2 FAMU students in inaugural class of Beats by Dr. Dre

Graphic design major Elijah Rutland is one of two FAMU students in the first class of Beats by Dr. Dre. Photo courtesy Rutland

After the murder of George Floyd,protests have flooded the news and “activism” has been one of the key words of 2020. With many putting their life on the line to stand up against injustices, others decided to let their creativity speak for them.

Beats By Dr. Dre announced a new initiative that allows Black HBCU students or recent graduates an opportunity to put their art to work by contributing to the Beats brand.

“This three-month, paid program is your opportunity to dive into one of the biggest brands in the world, to be mentored by leaders in the industry, and to express your creativity,” according to the Beats by Dr. Dre website.

With the contest catching the eyes of many, FAMU students Jazmin Johnson and Elijah Rutland were chosen to participate in the program. With Johnson and Rutland creating pieces centered on their Blackness the two have not fallen short of activism.

Jonson has had an interest in film since she was 9 years old but wasn’t focused on just the big screen as a kid. With her small inner-city elementary school exposing her to different styles of dance, instruments and even etiquette classes she was pushed to just simply try.

“Since I was an only child, I always felt lonely,” said Johnson. “And my creativity through telling stories kind of made me feel that a little less.”

Johnsons film, “Sounds of War,” was created to show a young woman’s escapism in the face of injustice.

While Johnson is all about capturing Black beauty on film, she also has feelings of angst when Black bodies are slain in the streets. Johnson has written, directed, and starred in a short film that told her daily thoughts as a young Black woman in America.

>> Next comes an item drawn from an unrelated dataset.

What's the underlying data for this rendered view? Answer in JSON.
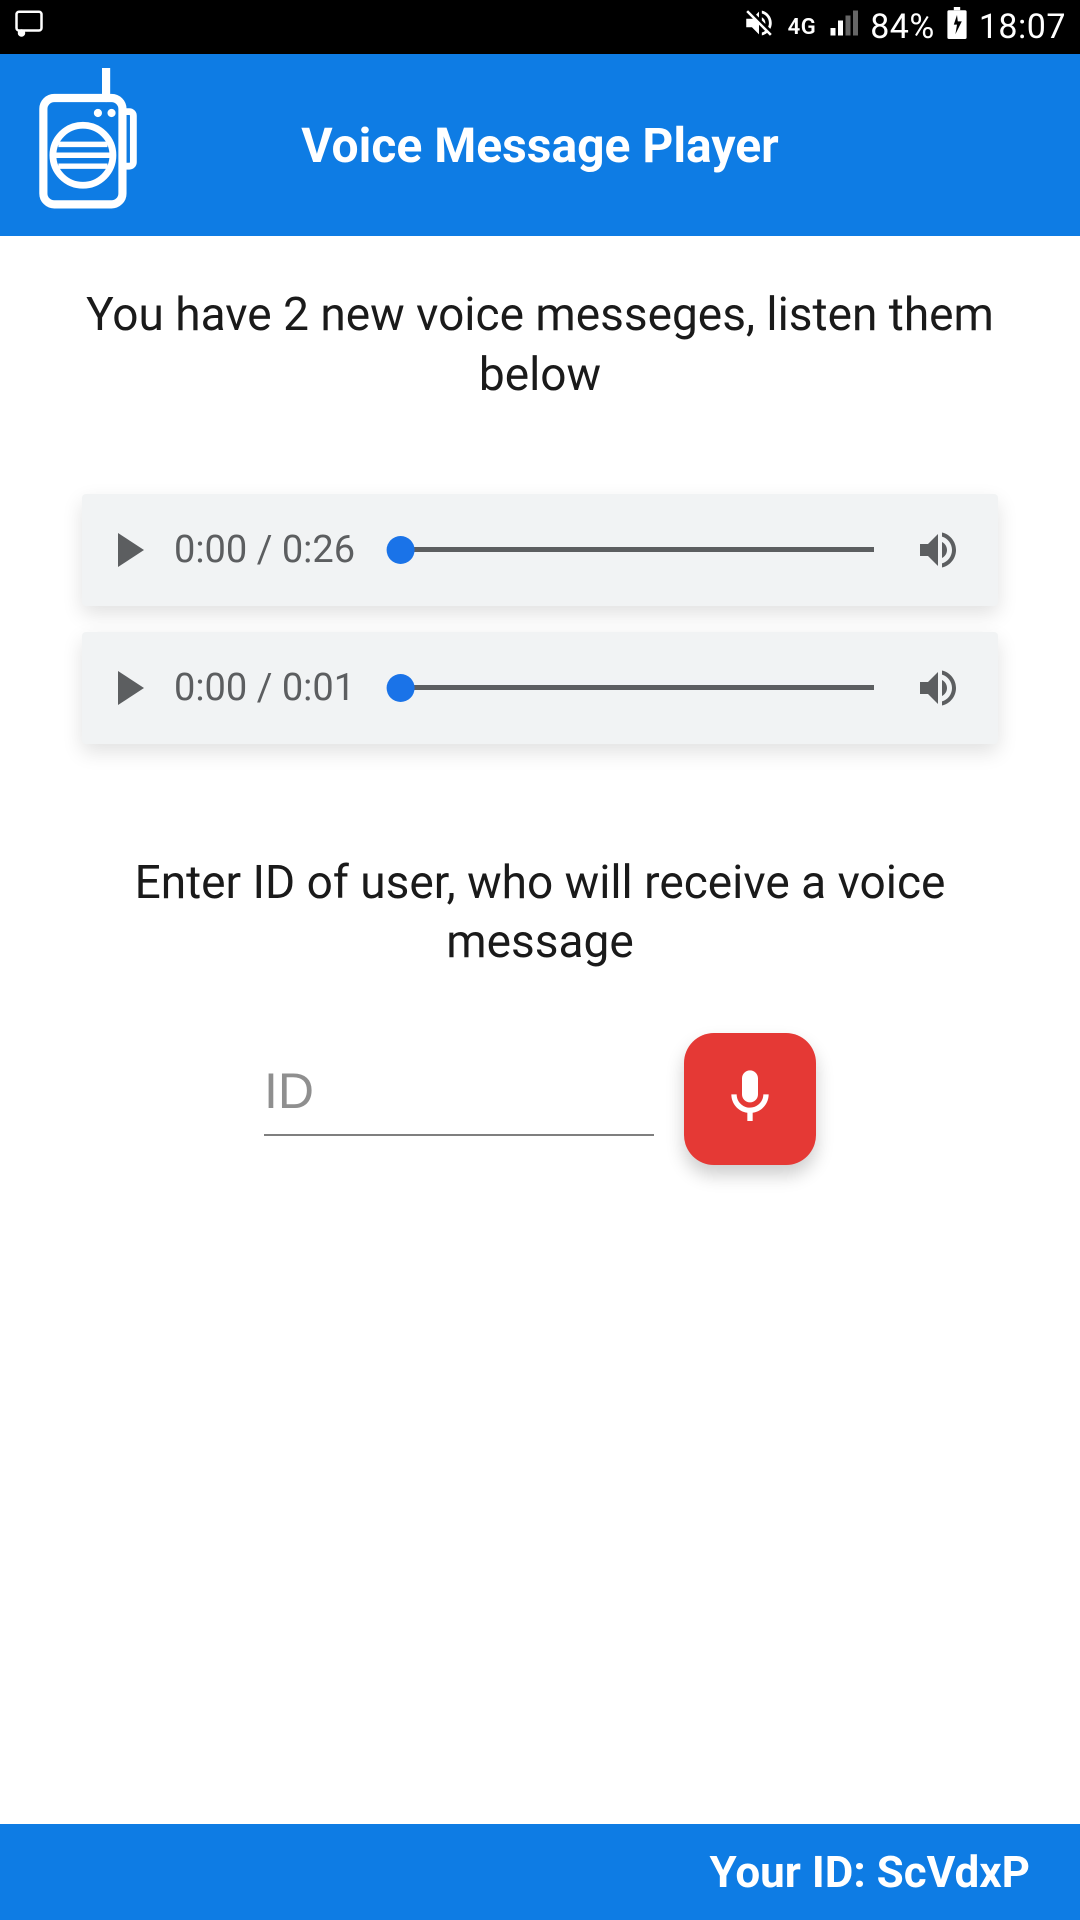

“Sounds of War” has allowed Johnson to tell a story that many may not get to see but need to know. By depicting this different angle on the emotions of a young Black woman, Johnson has shown the softness and intimate moments between a woman and her daily thoughts.

Rutland, owner of a shoe customization company, Fix My Sole, was chosen to be Beats By Dr. Dre custom creator. With this opportunity Rutland will create a custom headphone and matching packaging for the 2021 Black History Month collection.

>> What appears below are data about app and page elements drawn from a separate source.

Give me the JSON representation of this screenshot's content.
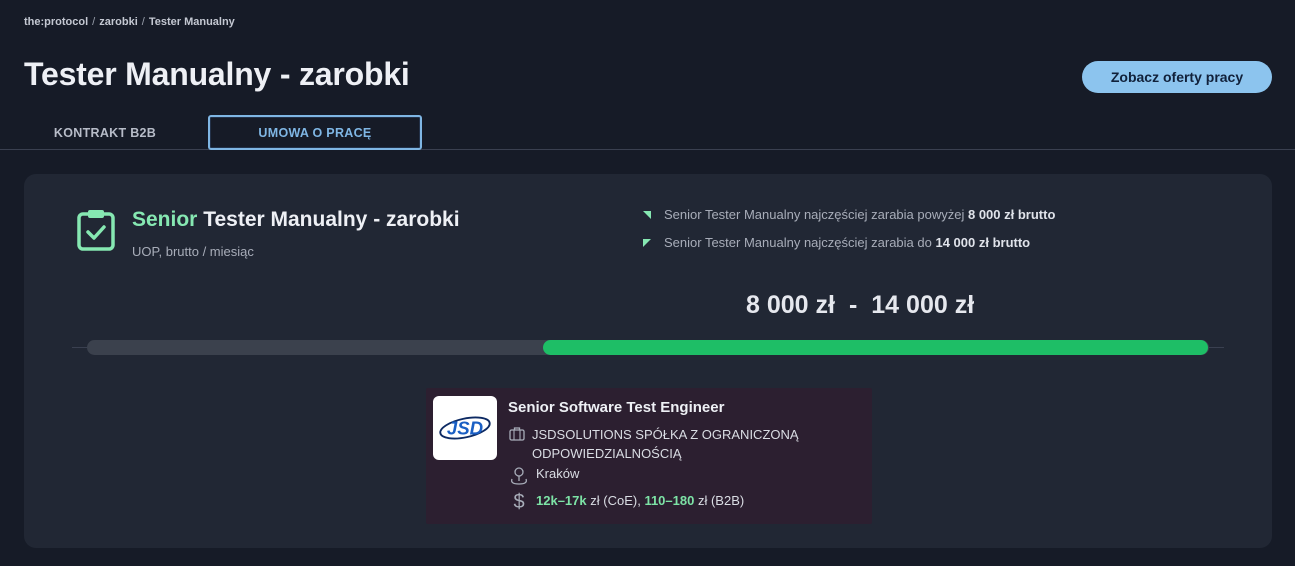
{
  "breadcrumb": {
    "root": "the:protocol",
    "sep1": "/",
    "section": "zarobki",
    "sep2": "/",
    "current": "Tester Manualny"
  },
  "header": {
    "title": "Tester Manualny - zarobki",
    "cta_label": "Zobacz oferty pracy"
  },
  "tabs": [
    {
      "label": "KONTRAKT B2B",
      "active": false
    },
    {
      "label": "UMOWA O PRACĘ",
      "active": true
    }
  ],
  "card": {
    "icon": "clipboard-check-icon",
    "title_level": "Senior",
    "title_rest": "Tester Manualny - zarobki",
    "subtitle": "UOP, brutto / miesiąc",
    "stats": [
      {
        "text": "Senior Tester Manualny najczęściej zarabia powyżej",
        "value": "8 000 zł brutto"
      },
      {
        "text": "Senior Tester Manualny najczęściej zarabia do",
        "value": "14 000 zł brutto"
      }
    ],
    "range": {
      "low": "8 000 zł",
      "dash": "-",
      "high": "14 000 zł"
    },
    "bar": {
      "fill_start": 0.406,
      "fill_end": 0.999
    },
    "colors": {
      "accent": "#1ebe66",
      "level": "#86e8b2",
      "cta": "#8cc4ee"
    }
  },
  "offer": {
    "logo_text": "JSD",
    "title": "Senior Software Test Engineer",
    "company": "JSDSOLUTIONS SPÓŁKA Z OGRANICZONĄ ODPOWIEDZIALNOŚCIĄ",
    "city": "Kraków",
    "salary": {
      "coe_value": "12k–17k",
      "coe_unit": "zł (CoE),",
      "b2b_value": "110–180",
      "b2b_unit": "zł (B2B)"
    }
  }
}
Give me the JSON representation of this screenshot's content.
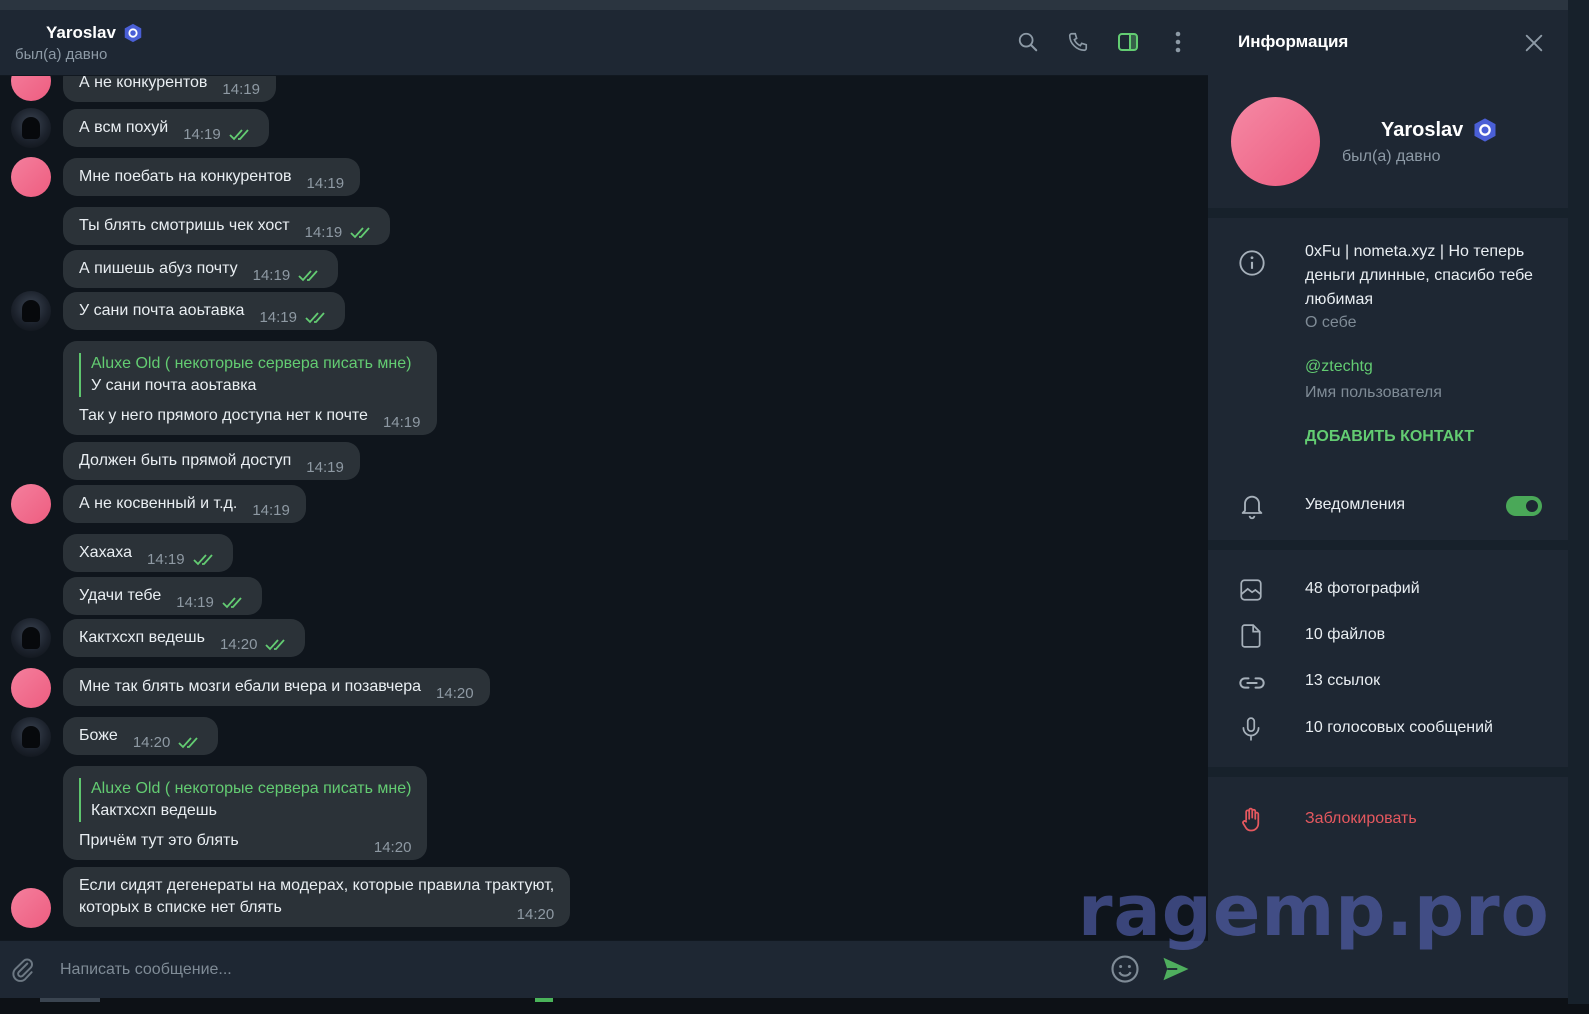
{
  "chat": {
    "title": "Yaroslav",
    "status": "был(а) давно"
  },
  "messages": [
    {
      "text": "А не конкурентов",
      "time": "14:19"
    },
    {
      "text": "А всм похуй",
      "time": "14:19",
      "read": true
    },
    {
      "text": "Мне поебать на конкурентов",
      "time": "14:19"
    },
    {
      "text": "Ты блять смотришь чек хост",
      "time": "14:19",
      "read": true
    },
    {
      "text": "А пишешь абуз почту",
      "time": "14:19",
      "read": true
    },
    {
      "text": "У сани почта аоьтавка",
      "time": "14:19",
      "read": true
    },
    {
      "reply_author": "Aluxe Old ( некоторые сервера писать мне)",
      "reply_text": "У сани почта аоьтавка",
      "text": "Так у него прямого доступа нет к почте",
      "time": "14:19"
    },
    {
      "text": "Должен быть прямой доступ",
      "time": "14:19"
    },
    {
      "text": "А не косвенный и т.д.",
      "time": "14:19"
    },
    {
      "text": "Хахаха",
      "time": "14:19",
      "read": true
    },
    {
      "text": "Удачи тебе",
      "time": "14:19",
      "read": true
    },
    {
      "text": "Кактхсхп ведешь",
      "time": "14:20",
      "read": true
    },
    {
      "text": "Мне так блять мозги ебали вчера и позавчера",
      "time": "14:20"
    },
    {
      "text": "Боже",
      "time": "14:20",
      "read": true
    },
    {
      "reply_author": "Aluxe Old ( некоторые сервера писать мне)",
      "reply_text": "Кактхсхп ведешь",
      "text": "Причём тут это блять",
      "time": "14:20"
    },
    {
      "text_line1": "Если сидят дегенераты на модерах, которые правила трактуют,",
      "text_line2": "которых в списке нет блять",
      "time": "14:20"
    }
  ],
  "composer": {
    "placeholder": "Написать сообщение..."
  },
  "info": {
    "title": "Информация",
    "name": "Yaroslav",
    "status": "был(а) давно",
    "bio": "0xFu | nometa.xyz | Но теперь деньги длинные, спасибо тебе любимая",
    "bio_label": "О себе",
    "username": "@ztechtg",
    "username_label": "Имя пользователя",
    "add_contact": "ДОБАВИТЬ КОНТАКТ",
    "notifications": "Уведомления",
    "notifications_on": true,
    "photos": "48 фотографий",
    "files": "10 файлов",
    "links": "13 ссылок",
    "voice": "10 голосовых сообщений",
    "block": "Заблокировать"
  },
  "watermark": "ragemp.pro",
  "colors": {
    "accent_green": "#63cc72",
    "danger_red": "#e5585f",
    "bubble": "#2b3238",
    "panel": "#1e2733",
    "chat_bg": "#0f151c"
  }
}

“Although I’m not much of a talker my art speaks for me,” Rutland said. “I wouldn’t get up to give a speech but through drawing and painting I am able to express myself.”

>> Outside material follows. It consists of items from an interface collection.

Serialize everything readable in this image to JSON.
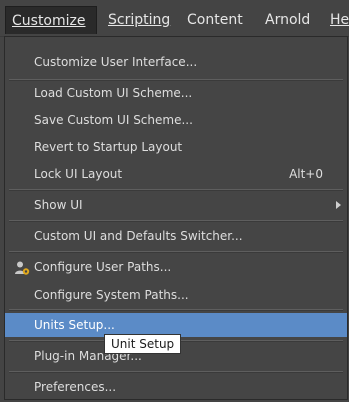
{
  "menubar": {
    "items": [
      {
        "label": "Customize",
        "underline": "C",
        "active": true
      },
      {
        "label": "Scripting",
        "underline": "S"
      },
      {
        "label": "Content"
      },
      {
        "label": "Arnold"
      },
      {
        "label": "He",
        "underline": "H"
      }
    ]
  },
  "menu": {
    "items": [
      {
        "label": "Customize User Interface..."
      },
      {
        "label": "Load Custom UI Scheme..."
      },
      {
        "label": "Save Custom UI Scheme..."
      },
      {
        "label": "Revert to Startup Layout"
      },
      {
        "label": "Lock UI Layout",
        "shortcut": "Alt+0"
      },
      {
        "label": "Show UI"
      },
      {
        "label": "Custom UI and Defaults Switcher..."
      },
      {
        "label": "Configure User Paths...",
        "icon": "user-gear-icon"
      },
      {
        "label": "Configure System Paths..."
      },
      {
        "label": "Units Setup...",
        "highlighted": true
      },
      {
        "label": "Plug-in Manager..."
      },
      {
        "label": "Preferences..."
      }
    ]
  },
  "tooltip": {
    "text": "Unit Setup"
  },
  "colors": {
    "highlight": "#5b8bc7",
    "menu_bg": "#454545",
    "bar_bg": "#444444"
  }
}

Rutland has taken all of FAMU by storm with his custom designs and viral graphics. With his gift he has been able to places that many have never been.

Focusing on creating a versatile pair of headphones that aren’t only for Black History Month but for every day of the year, Rutland has worked closely with the Beats team.

“Black history is and always will be an important part of my life, and these headphones are a celebration of that,” Rutland said.

With the goal of not making an obvious Kente cloth or cliché red, black and green design Rutland has put his creativity to the test to encapsulate the subtle nuances within the Black community.

These two FAMU students have pushed their creative processes to get across their vision. By being in the first class of Beats By Dr. Dre these two have paved the way for many more Black creatives. By using filmmaking to tell a personal story or using acrylic paint to depict an image, activism is not only about protesting but the freedom of expression as well.